Don’t get it twisted. The lazy George Carlin line (parroted by so many over the decades) that pro-lifers only care about the unborn, but not people after birth, was always nonsense.

The pro-life movements, going all the way back to before Roe v. Wade, have been anything but a political monoculture. Democrats, Republicans, and everything in between. Indeed, not least because the Catholic Church played such a leading role, the significance of human dignity for a range of issues — including supporting women and families — was always part of the pro-life movements’ concern.

Mater Filius resident Jillian spends time in the chapel at the Omaha, Neb., home with her newborn daughter, Stevie, in this undated photo. (OSV News photo/courtesy Mater Filius/Catholic Voice)

And that concern shows up today in a major way — especially given the 2,750 pregnancy help centers in the United States alone. They are providing hundreds of millions of dollars of support to women and families every year, support which includes ultrasounds, STD testing, prenatal education programs, and material support like diapers, wipes, car seats, strollers, and cribs. 

Beyond this, pro-life groups have established the rights of pregnant students on college campuses, built and run maternity homes, established networks for connecting women and families to existing resources of social support, and have even strategized about ways to make childbirth free.

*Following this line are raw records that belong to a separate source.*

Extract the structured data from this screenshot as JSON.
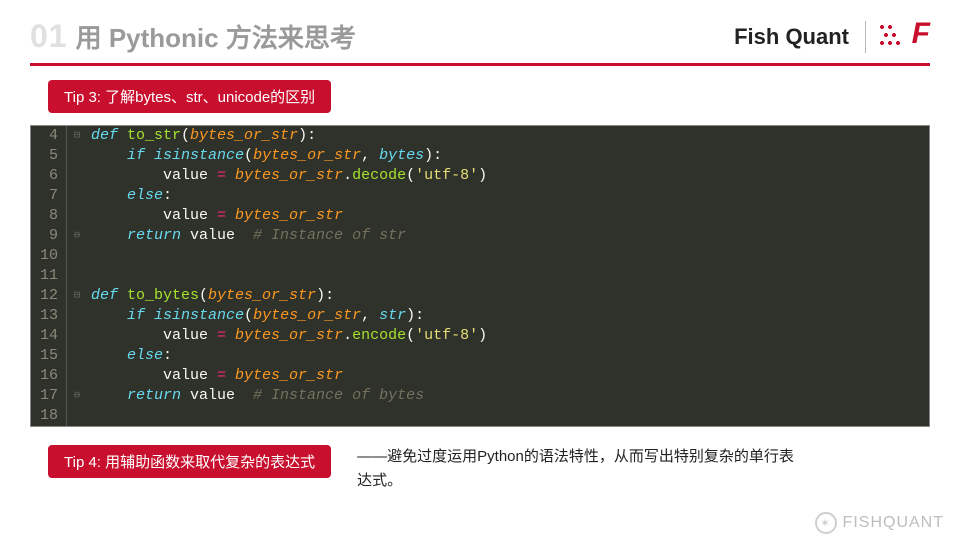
{
  "header": {
    "chapter_num": "01",
    "chapter_title": "用 Pythonic 方法来思考",
    "brand": "Fish Quant"
  },
  "tip3": {
    "label": "Tip 3: 了解bytes、str、unicode的区别"
  },
  "code": {
    "lines": [
      {
        "n": "4",
        "g": "⊟",
        "tokens": [
          [
            "kw",
            "def "
          ],
          [
            "fn",
            "to_str"
          ],
          [
            "var",
            "("
          ],
          [
            "arg",
            "bytes_or_str"
          ],
          [
            "var",
            "):"
          ]
        ]
      },
      {
        "n": "5",
        "g": "",
        "tokens": [
          [
            "var",
            "    "
          ],
          [
            "kw",
            "if "
          ],
          [
            "type",
            "isinstance"
          ],
          [
            "var",
            "("
          ],
          [
            "arg",
            "bytes_or_str"
          ],
          [
            "var",
            ", "
          ],
          [
            "type",
            "bytes"
          ],
          [
            "var",
            "):"
          ]
        ]
      },
      {
        "n": "6",
        "g": "",
        "tokens": [
          [
            "var",
            "        value "
          ],
          [
            "op",
            "= "
          ],
          [
            "arg",
            "bytes_or_str"
          ],
          [
            "var",
            "."
          ],
          [
            "fn",
            "decode"
          ],
          [
            "var",
            "("
          ],
          [
            "str",
            "'utf-8'"
          ],
          [
            "var",
            ")"
          ]
        ]
      },
      {
        "n": "7",
        "g": "",
        "tokens": [
          [
            "var",
            "    "
          ],
          [
            "kw",
            "else"
          ],
          [
            "var",
            ":"
          ]
        ]
      },
      {
        "n": "8",
        "g": "",
        "tokens": [
          [
            "var",
            "        value "
          ],
          [
            "op",
            "= "
          ],
          [
            "arg",
            "bytes_or_str"
          ]
        ]
      },
      {
        "n": "9",
        "g": "⊖",
        "tokens": [
          [
            "var",
            "    "
          ],
          [
            "kw",
            "return "
          ],
          [
            "var",
            "value  "
          ],
          [
            "cmt",
            "# Instance of str"
          ]
        ]
      },
      {
        "n": "10",
        "g": "",
        "tokens": [
          [
            "var",
            ""
          ]
        ]
      },
      {
        "n": "11",
        "g": "",
        "tokens": [
          [
            "var",
            ""
          ]
        ]
      },
      {
        "n": "12",
        "g": "⊟",
        "tokens": [
          [
            "kw",
            "def "
          ],
          [
            "fn",
            "to_bytes"
          ],
          [
            "var",
            "("
          ],
          [
            "arg",
            "bytes_or_str"
          ],
          [
            "var",
            "):"
          ]
        ]
      },
      {
        "n": "13",
        "g": "",
        "tokens": [
          [
            "var",
            "    "
          ],
          [
            "kw",
            "if "
          ],
          [
            "type",
            "isinstance"
          ],
          [
            "var",
            "("
          ],
          [
            "arg",
            "bytes_or_str"
          ],
          [
            "var",
            ", "
          ],
          [
            "type",
            "str"
          ],
          [
            "var",
            "):"
          ]
        ]
      },
      {
        "n": "14",
        "g": "",
        "tokens": [
          [
            "var",
            "        value "
          ],
          [
            "op",
            "= "
          ],
          [
            "arg",
            "bytes_or_str"
          ],
          [
            "var",
            "."
          ],
          [
            "fn",
            "encode"
          ],
          [
            "var",
            "("
          ],
          [
            "str",
            "'utf-8'"
          ],
          [
            "var",
            ")"
          ]
        ]
      },
      {
        "n": "15",
        "g": "",
        "tokens": [
          [
            "var",
            "    "
          ],
          [
            "kw",
            "else"
          ],
          [
            "var",
            ":"
          ]
        ]
      },
      {
        "n": "16",
        "g": "",
        "tokens": [
          [
            "var",
            "        value "
          ],
          [
            "op",
            "= "
          ],
          [
            "arg",
            "bytes_or_str"
          ]
        ]
      },
      {
        "n": "17",
        "g": "⊖",
        "tokens": [
          [
            "var",
            "    "
          ],
          [
            "kw",
            "return "
          ],
          [
            "var",
            "value  "
          ],
          [
            "cmt",
            "# Instance of bytes"
          ]
        ]
      },
      {
        "n": "18",
        "g": "",
        "tokens": [
          [
            "var",
            ""
          ]
        ]
      }
    ]
  },
  "tip4": {
    "label": "Tip 4: 用辅助函数来取代复杂的表达式",
    "description": "——避免过度运用Python的语法特性，从而写出特别复杂的单行表达式。"
  },
  "watermark": {
    "text": "FISHQUANT"
  }
}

But, reading the signs of times since Dobbs over the past two years, it is clear that we must do more. 

Today, I think it is fair to say the turn of the pro-life movement to women and families is complete. To make that case, I recently worked with Eric Scheidler of Pro-Life Action and Monica Snyder of Secular Pro-Life on a manifesto making the case for the pro-life movement to have a special focus on unwanted and coerced abortion — without abandoning our goals of prenatal justice under law. 

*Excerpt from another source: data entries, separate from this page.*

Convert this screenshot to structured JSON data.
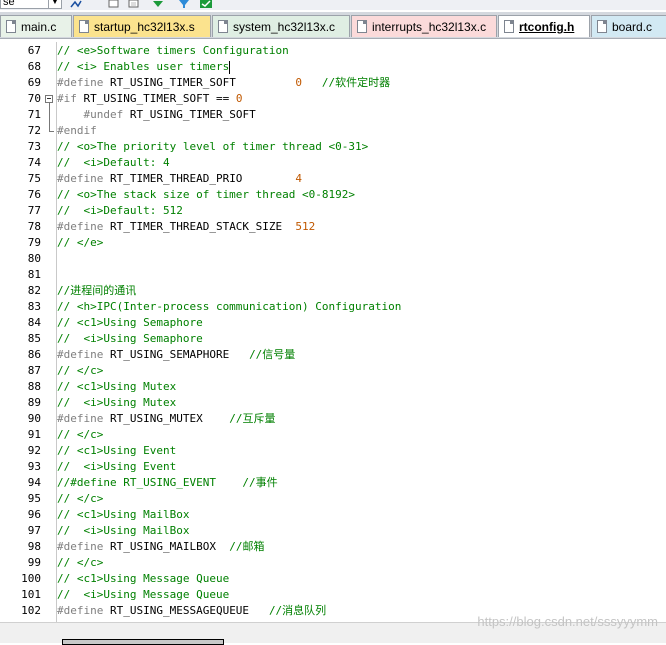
{
  "toolbar": {
    "dropdown_value": "se",
    "icons": [
      "find-in-files-icon",
      "new-window-icon",
      "copy-icon",
      "download-green-icon",
      "filter-icon",
      "check-icon"
    ]
  },
  "tabs": [
    {
      "label": "main.c",
      "color": "#e8f2e8",
      "active": false
    },
    {
      "label": "startup_hc32l13x.s",
      "color": "#fbe38e",
      "active": false
    },
    {
      "label": "system_hc32l13x.c",
      "color": "#dfeee3",
      "active": false
    },
    {
      "label": "interrupts_hc32l13x.c",
      "color": "#fbdada",
      "active": false
    },
    {
      "label": "rtconfig.h",
      "color": "#ffffff",
      "active": true
    },
    {
      "label": "board.c",
      "color": "#d2e9f3",
      "active": false
    }
  ],
  "lines": [
    {
      "n": "67",
      "kind": "comment",
      "text": "// <e>Software timers Configuration"
    },
    {
      "n": "68",
      "kind": "comment",
      "text": "// <i> Enables user timers",
      "caret": true
    },
    {
      "n": "69",
      "kind": "define",
      "pre": "#define",
      "ident": " RT_USING_TIMER_SOFT         ",
      "val": "0",
      "cm": "   //软件定时器"
    },
    {
      "n": "70",
      "kind": "define",
      "pre": "#if",
      "ident": " RT_USING_TIMER_SOFT == ",
      "val": "0",
      "cm": "",
      "fold": "open"
    },
    {
      "n": "71",
      "kind": "define",
      "pre": "    #undef",
      "ident": " RT_USING_TIMER_SOFT",
      "val": "",
      "cm": ""
    },
    {
      "n": "72",
      "kind": "pponly",
      "pre": "#endif",
      "foldend": true
    },
    {
      "n": "73",
      "kind": "comment",
      "text": "// <o>The priority level of timer thread <0-31>"
    },
    {
      "n": "74",
      "kind": "comment",
      "text": "//  <i>Default: 4"
    },
    {
      "n": "75",
      "kind": "define",
      "pre": "#define",
      "ident": " RT_TIMER_THREAD_PRIO        ",
      "val": "4",
      "cm": ""
    },
    {
      "n": "76",
      "kind": "comment",
      "text": "// <o>The stack size of timer thread <0-8192>"
    },
    {
      "n": "77",
      "kind": "comment",
      "text": "//  <i>Default: 512"
    },
    {
      "n": "78",
      "kind": "define",
      "pre": "#define",
      "ident": " RT_TIMER_THREAD_STACK_SIZE  ",
      "val": "512",
      "cm": ""
    },
    {
      "n": "79",
      "kind": "comment",
      "text": "// </e>"
    },
    {
      "n": "80",
      "kind": "blank",
      "text": ""
    },
    {
      "n": "81",
      "kind": "blank",
      "text": ""
    },
    {
      "n": "82",
      "kind": "comment",
      "text": "//进程间的通讯"
    },
    {
      "n": "83",
      "kind": "comment",
      "text": "// <h>IPC(Inter-process communication) Configuration"
    },
    {
      "n": "84",
      "kind": "comment",
      "text": "// <c1>Using Semaphore"
    },
    {
      "n": "85",
      "kind": "comment",
      "text": "//  <i>Using Semaphore"
    },
    {
      "n": "86",
      "kind": "define",
      "pre": "#define",
      "ident": " RT_USING_SEMAPHORE   ",
      "val": "",
      "cm": "//信号量"
    },
    {
      "n": "87",
      "kind": "comment",
      "text": "// </c>"
    },
    {
      "n": "88",
      "kind": "comment",
      "text": "// <c1>Using Mutex"
    },
    {
      "n": "89",
      "kind": "comment",
      "text": "//  <i>Using Mutex"
    },
    {
      "n": "90",
      "kind": "define",
      "pre": "#define",
      "ident": " RT_USING_MUTEX    ",
      "val": "",
      "cm": "//互斥量"
    },
    {
      "n": "91",
      "kind": "comment",
      "text": "// </c>"
    },
    {
      "n": "92",
      "kind": "comment",
      "text": "// <c1>Using Event"
    },
    {
      "n": "93",
      "kind": "comment",
      "text": "//  <i>Using Event"
    },
    {
      "n": "94",
      "kind": "comment",
      "text": "//#define RT_USING_EVENT    //事件"
    },
    {
      "n": "95",
      "kind": "comment",
      "text": "// </c>"
    },
    {
      "n": "96",
      "kind": "comment",
      "text": "// <c1>Using MailBox"
    },
    {
      "n": "97",
      "kind": "comment",
      "text": "//  <i>Using MailBox"
    },
    {
      "n": "98",
      "kind": "define",
      "pre": "#define",
      "ident": " RT_USING_MAILBOX  ",
      "val": "",
      "cm": "//邮箱"
    },
    {
      "n": "99",
      "kind": "comment",
      "text": "// </c>"
    },
    {
      "n": "100",
      "kind": "comment",
      "text": "// <c1>Using Message Queue"
    },
    {
      "n": "101",
      "kind": "comment",
      "text": "//  <i>Using Message Queue"
    },
    {
      "n": "102",
      "kind": "define",
      "pre": "#define",
      "ident": " RT_USING_MESSAGEQUEUE   ",
      "val": "",
      "cm": "//消息队列"
    }
  ],
  "watermark": "https://blog.csdn.net/sssyyymm"
}
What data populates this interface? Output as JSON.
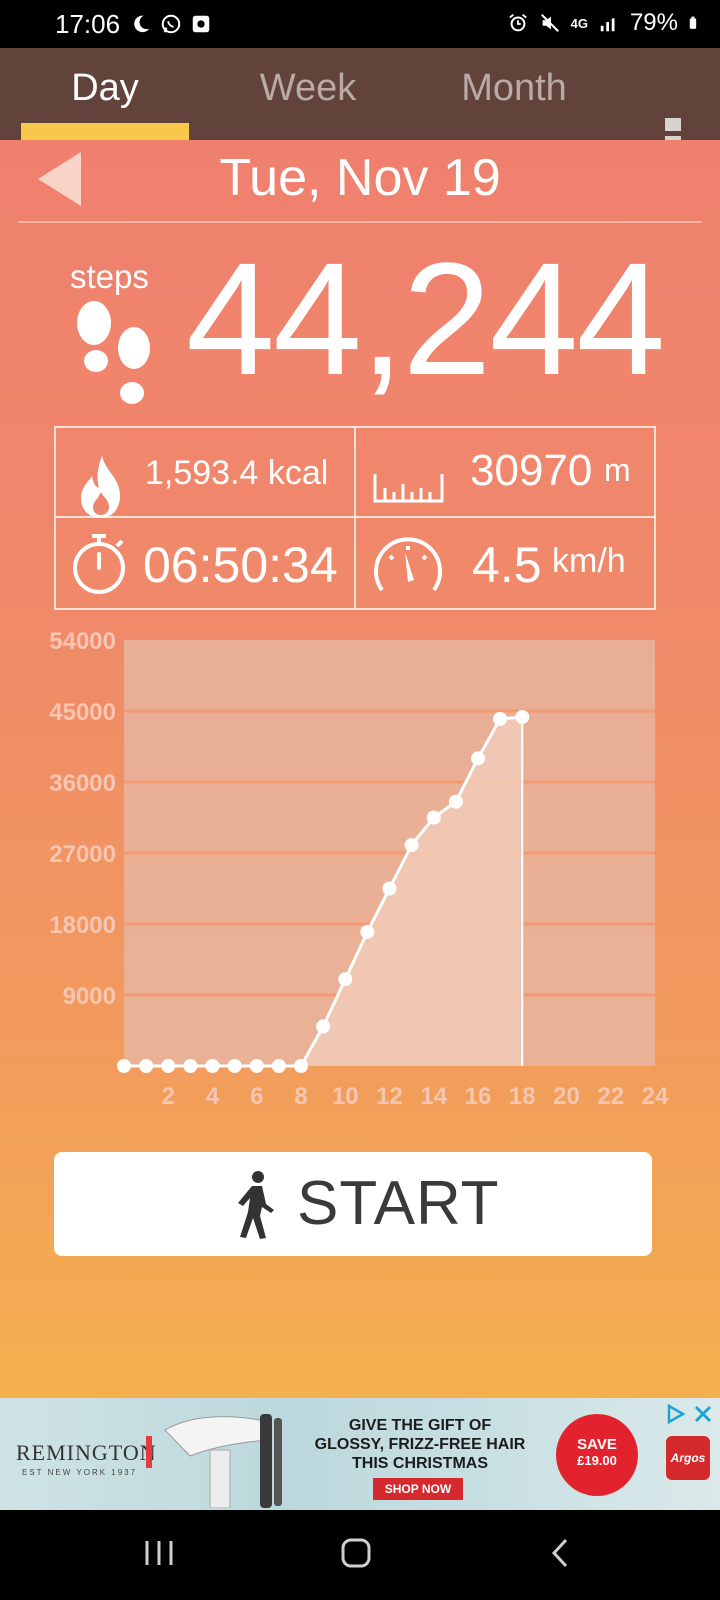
{
  "status_bar": {
    "time": "17:06",
    "left_icons": [
      "moon-icon",
      "whatsapp-icon",
      "app-notification-icon"
    ],
    "network": "4G",
    "battery": "79%"
  },
  "tabs": [
    {
      "label": "Day",
      "active": true
    },
    {
      "label": "Week",
      "active": false
    },
    {
      "label": "Month",
      "active": false
    }
  ],
  "date": "Tue, Nov 19",
  "steps": {
    "label": "steps",
    "count": "44,244"
  },
  "stats": {
    "calories": "1,593.4 kcal",
    "distance_value": "30970",
    "distance_unit": "m",
    "duration": "06:50:34",
    "speed_value": "4.5",
    "speed_unit": "km/h"
  },
  "chart_data": {
    "type": "area",
    "x": [
      0,
      1,
      2,
      3,
      4,
      5,
      6,
      7,
      8,
      9,
      10,
      11,
      12,
      13,
      14,
      15,
      16,
      17,
      18
    ],
    "values": [
      0,
      0,
      0,
      0,
      0,
      0,
      0,
      0,
      0,
      5000,
      11000,
      17000,
      22500,
      28000,
      31500,
      33500,
      39000,
      44000,
      44244
    ],
    "xticks": [
      "2",
      "4",
      "6",
      "8",
      "10",
      "12",
      "14",
      "16",
      "18",
      "20",
      "22",
      "24"
    ],
    "yticks": [
      "54000",
      "45000",
      "36000",
      "27000",
      "18000",
      "9000"
    ],
    "xlim": [
      0,
      24
    ],
    "ylim": [
      0,
      54000
    ],
    "grid": true,
    "colors": {
      "line": "#ffffff",
      "fill": "#f0c8b4",
      "plot_bg": "#e8b59f",
      "grid": "#f29a73",
      "tick": "#f7c6b3"
    }
  },
  "start_button": {
    "label": "START"
  },
  "ad": {
    "brand": "REMINGTON",
    "brand_sub": "EST NEW YORK 1937",
    "headline_1": "GIVE THE GIFT OF",
    "headline_2": "GLOSSY, FRIZZ-FREE HAIR",
    "headline_3": "THIS CHRISTMAS",
    "cta": "SHOP NOW",
    "save_1": "SAVE",
    "save_2": "£19.00",
    "retailer": "Argos"
  }
}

Most abortions are in some sense unwanted by the mother (that is, they are structurally or explicitly coerced, or at variance with her values), a terrible situation lamented by both pro-lifers and those who are genuinely pro-choice (as opposed to pro-abortion).

We call for both legislation and other shifts in culture and policy to drop the unwanted abortion rate to zero. And we call for the telling of the difficult stories of abortion coercion as part of making our case to the public (and published three of these stories as well). These stories destroy the idea that abortion is at the service of women’s power, women’s autonomy, and women’s well-being in the culture. The arguments and evidence are overwhelming, but telling and otherwise sharing stories is an essential part of the strategy as well.

We are three leaders in the movement, but by ourselves we don’t constitute anything like consensus. For that, let’s add on the just-released “Blueprint for Life,” signed and supported by a who’s who of pro-life organizations. These include, Students for Life Action, Americans United for Life, American Principles Project, National Hispanic Pastors Alliance, Live Action, American Association of Pro-Life OBGYNs, Family Policy Alliance, Pro-Life Partners Foundation, Human Coalition Action, Heartbeat International, Democrats for Life, And Then There Were None, and many more!

Here are the seven main policy pillars agreed to by the Coalition:

  1.     Providing flexible resources to parents
  2.     Making childcare more affordable
  3.     Supporting healthy moms and babies
  4.     Expanding resources for adoptive and foster parents
  5.     Increasing information availability
  6.     Broadening partnerships with faith-based organizations and nonprofits
  7.     Strengthening opportunities for mentorship and community

Furthermore, as Patrick Brown of the Ethics and Public Policy Center’s Life and Family Initiative has also shown in a new report, confirms that states with significant laws protecting prenatal justice (that would have not been possible before Dobbs) have moved to pass significant legislation supporting women and families. Read the report for yourself, but consider these significant developments:

  • 22 of these 23 states have extended Medicaid coverage, increasing the length of time a postpartum woman receives medical care from 60 days to one year
  • 16 states took direct action to expand child care choices, from expanding subsidies to streamlining regulatory barriers for child care providers
  • 14 states introduced or expanded programs that provide targeted, material assistance to pregnant women, whether directly or by working through pregnancy resource centers
  • 13 states increased eligibility for safety net services, from expanding income eligibility thresholds for assistance to eliminating benefit caps based on family size
  • 11 states acted to expand access to or coverage of health services for women, such as mammograms or screening for postpartum depression
  • 9 states introduced or expanded paid parental leave for state employees, on top of the many states that had already done so prior to the Dobbs decision

There is reason to be proud of this turn to support women and families. Not just because it puts to flight, again, the old chestnut that pro-lifers simply don’t care about people after they are born. But because it is yet more overwhelming evidence that pro-lifers don’t have to choose between supporting women and saving the lives of babies.

As we commemorate the two-year anniversary of Dobbs, let us go confidently into a pro-life future which refuses to choose between prenatal children and their mothers and families.